- **WHAT IS EXPECTED**
Every line with the string "Untitled" in it belongs in your answer, so copy them all from the data.

- **GIVEN RECORDS**
»»
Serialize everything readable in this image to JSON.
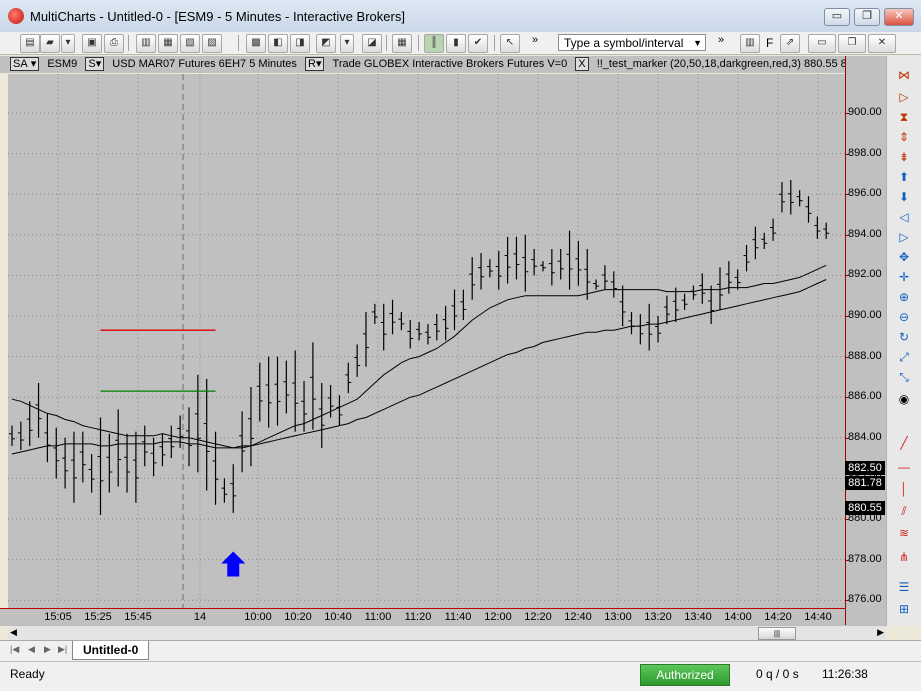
{
  "window": {
    "title": "MultiCharts - Untitled-0 - [ESM9 - 5 Minutes - Interactive Brokers]",
    "minimize_glyph": "▭",
    "restore_glyph": "❐",
    "close_glyph": "✕"
  },
  "toolbar": {
    "symbol_combo": "Type a symbol/interval",
    "trailing_letter": "F",
    "overflow_glyph": "»"
  },
  "chart_info": {
    "sa_label": "SA",
    "symbol": "ESM9",
    "s_label": "S",
    "description": "USD MAR07  Futures 6EH7  5 Minutes",
    "r_label": "R",
    "details": "Trade  GLOBEX  Interactive Brokers  Futures  V=0",
    "close_box": "X",
    "indicator": "!!_test_marker  (20,50,18,darkgreen,red,3)  880.55  8"
  },
  "price_axis": {
    "labels": [
      "900.00",
      "898.00",
      "896.00",
      "894.00",
      "892.00",
      "890.00",
      "888.00",
      "886.00",
      "884.00",
      "882.00",
      "880.00",
      "878.00",
      "876.00"
    ],
    "tags": [
      "882.50",
      "881.78",
      "880.55"
    ]
  },
  "time_axis": {
    "labels": [
      "15:05",
      "15:25",
      "15:45",
      "14",
      "10:00",
      "10:20",
      "10:40",
      "11:00",
      "11:20",
      "11:40",
      "12:00",
      "12:20",
      "12:40",
      "13:00",
      "13:20",
      "13:40",
      "14:00",
      "14:20",
      "14:40"
    ]
  },
  "tabs": {
    "nav_glyphs": [
      "|◀",
      "◀",
      "▶",
      "▶|"
    ],
    "active": "Untitled-0"
  },
  "status": {
    "left": "Ready",
    "authorized": "Authorized",
    "queue": "0 q / 0 s",
    "clock": "11:26:38"
  },
  "colors": {
    "chart_bg": "#c0c0c0",
    "bars": "#000000",
    "red_line": "#e00000",
    "green_line": "#008000",
    "arrow": "#0000ff",
    "authorized_bg": "#3aa83a"
  },
  "chart_data": {
    "type": "ohlc",
    "title": "",
    "x_tick_labels": [
      "15:05",
      "15:25",
      "15:45",
      "14",
      "10:00",
      "10:20",
      "10:40",
      "11:00",
      "11:20",
      "11:40",
      "12:00",
      "12:20",
      "12:40",
      "13:00",
      "13:20",
      "13:40",
      "14:00",
      "14:20",
      "14:40"
    ],
    "ylim": [
      875,
      901.5
    ],
    "y_ticks": [
      876,
      878,
      880,
      882,
      884,
      886,
      888,
      890,
      892,
      894,
      896,
      898,
      900
    ],
    "grid": true,
    "bars_low_high": [
      [
        883.6,
        884.6
      ],
      [
        883.4,
        884.8
      ],
      [
        883.6,
        885.8
      ],
      [
        884,
        886.7
      ],
      [
        882.8,
        885.2
      ],
      [
        882,
        884.5
      ],
      [
        881.5,
        884
      ],
      [
        880.8,
        884.3
      ],
      [
        881.8,
        884.3
      ],
      [
        881.3,
        883.2
      ],
      [
        880.2,
        885
      ],
      [
        881.3,
        884.2
      ],
      [
        881.6,
        885.4
      ],
      [
        881.3,
        884.2
      ],
      [
        880.8,
        884.3
      ],
      [
        882.6,
        884.6
      ],
      [
        882.1,
        884
      ],
      [
        882.6,
        884.2
      ],
      [
        883,
        884.6
      ],
      [
        883.5,
        885.1
      ],
      [
        882.6,
        885.5
      ],
      [
        882.3,
        887.1
      ],
      [
        881.4,
        886.9
      ],
      [
        880.7,
        884.3
      ],
      [
        880.8,
        882
      ],
      [
        880.3,
        882.7
      ],
      [
        882.3,
        885.3
      ],
      [
        882.6,
        886.5
      ],
      [
        884.8,
        887.7
      ],
      [
        884.5,
        888
      ],
      [
        884.6,
        888
      ],
      [
        885.2,
        887.8
      ],
      [
        884.3,
        888.3
      ],
      [
        884.3,
        886.8
      ],
      [
        884.4,
        888.7
      ],
      [
        883.5,
        886.7
      ],
      [
        885,
        886.6
      ],
      [
        884.6,
        886.1
      ],
      [
        886.2,
        887.7
      ],
      [
        887,
        888.6
      ],
      [
        887.5,
        890.2
      ],
      [
        889.6,
        890.6
      ],
      [
        888.3,
        890.6
      ],
      [
        889.1,
        890.8
      ],
      [
        889.3,
        890.2
      ],
      [
        888.4,
        889.8
      ],
      [
        888.8,
        889.7
      ],
      [
        888.6,
        889.6
      ],
      [
        888.8,
        890.1
      ],
      [
        888.8,
        890.5
      ],
      [
        889.3,
        891.3
      ],
      [
        889.8,
        891.3
      ],
      [
        890.8,
        892.9
      ],
      [
        891.3,
        893.1
      ],
      [
        891.9,
        892.8
      ],
      [
        891.3,
        893.2
      ],
      [
        891.6,
        893.9
      ],
      [
        891.8,
        893.9
      ],
      [
        891.2,
        894
      ],
      [
        892,
        893.3
      ],
      [
        892.2,
        892.7
      ],
      [
        891.5,
        893.3
      ],
      [
        891.8,
        893.3
      ],
      [
        891.3,
        894.2
      ],
      [
        891.5,
        893.7
      ],
      [
        890.8,
        893.3
      ],
      [
        891.3,
        891.8
      ],
      [
        891.3,
        892.5
      ],
      [
        890.9,
        892.2
      ],
      [
        889.5,
        891.5
      ],
      [
        889.1,
        890.2
      ],
      [
        888.6,
        890.1
      ],
      [
        888.3,
        890.6
      ],
      [
        888.7,
        890
      ],
      [
        889.6,
        891
      ],
      [
        889.7,
        891.4
      ],
      [
        890.3,
        891.1
      ],
      [
        890.8,
        891.5
      ],
      [
        890.6,
        892.1
      ],
      [
        889.6,
        891.5
      ],
      [
        890.3,
        892.4
      ],
      [
        891.1,
        892.7
      ],
      [
        891.3,
        892.3
      ],
      [
        892.2,
        893.5
      ],
      [
        892.8,
        894.4
      ],
      [
        893.3,
        894.1
      ],
      [
        893.7,
        894.8
      ],
      [
        895.1,
        896.6
      ],
      [
        895,
        896.7
      ],
      [
        895.4,
        896.2
      ],
      [
        894.6,
        895.9
      ],
      [
        893.8,
        894.9
      ],
      [
        893.8,
        894.6
      ]
    ],
    "series": [
      {
        "values": [
          885.9,
          885.8,
          885.6,
          885.4,
          885.2,
          885.1,
          884.9,
          884.8,
          884.6,
          884.5,
          884.4,
          884.3,
          884.2,
          884.1,
          884.1,
          884.1,
          884.1,
          884.2,
          884.1,
          884,
          884,
          883.9,
          883.8,
          883.7,
          883.6,
          883.5,
          883.5,
          883.6,
          883.8,
          884,
          884.2,
          884.4,
          884.6,
          884.7,
          884.9,
          885.1,
          885.3,
          885.5,
          885.7,
          885.9,
          886.3,
          886.7,
          887.1,
          887.4,
          887.7,
          887.9,
          888,
          888.2,
          888.4,
          888.7,
          889,
          889.4,
          889.8,
          890.1,
          890.4,
          890.6,
          890.8,
          890.9,
          891,
          891,
          891,
          891,
          891,
          891,
          891,
          891.1,
          891.2,
          891.3,
          891.3,
          891.3,
          891.3,
          891.3,
          891.3,
          891.3,
          891.2,
          891.2,
          891.2,
          891.2,
          891.3,
          891.3,
          891.3,
          891.4,
          891.4,
          891.4,
          891.5,
          891.6,
          891.6,
          891.7,
          891.8,
          891.9,
          892.1,
          892.3,
          892.5
        ]
      },
      {
        "values": [
          883.2,
          883.3,
          883.4,
          883.5,
          883.6,
          883.6,
          883.7,
          883.7,
          883.7,
          883.7,
          883.6,
          883.6,
          883.7,
          883.7,
          883.7,
          883.7,
          883.7,
          883.8,
          883.8,
          883.8,
          883.7,
          883.7,
          883.6,
          883.5,
          883.5,
          883.5,
          883.6,
          883.6,
          883.7,
          883.8,
          883.9,
          884,
          884.1,
          884.2,
          884.3,
          884.4,
          884.5,
          884.6,
          884.7,
          884.9,
          885,
          885.2,
          885.4,
          885.6,
          885.8,
          886,
          886.1,
          886.3,
          886.5,
          886.7,
          886.9,
          887.1,
          887.3,
          887.5,
          887.7,
          887.9,
          888.1,
          888.2,
          888.4,
          888.5,
          888.7,
          888.8,
          888.9,
          889,
          889.1,
          889.2,
          889.2,
          889.3,
          889.3,
          889.4,
          889.5,
          889.5,
          889.6,
          889.6,
          889.7,
          889.8,
          889.9,
          890,
          890.1,
          890.2,
          890.3,
          890.4,
          890.5,
          890.6,
          890.7,
          890.8,
          890.9,
          891,
          891.1,
          891.2,
          891.4,
          891.6,
          891.8
        ]
      }
    ],
    "horizontal_lines": [
      {
        "value": 889.3,
        "x_from": 10,
        "x_to": 23,
        "color": "red"
      },
      {
        "value": 886.3,
        "x_from": 10,
        "x_to": 23,
        "color": "green"
      }
    ],
    "marker": {
      "type": "arrow-up",
      "bar_index": 25,
      "value": 878.4
    }
  }
}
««
- **EXERCISE RESPONSE**
    "title": "MultiCharts - Untitled-0 - [ESM9 - 5 Minutes - Interactive Brokers]",
    "active": "Untitled-0"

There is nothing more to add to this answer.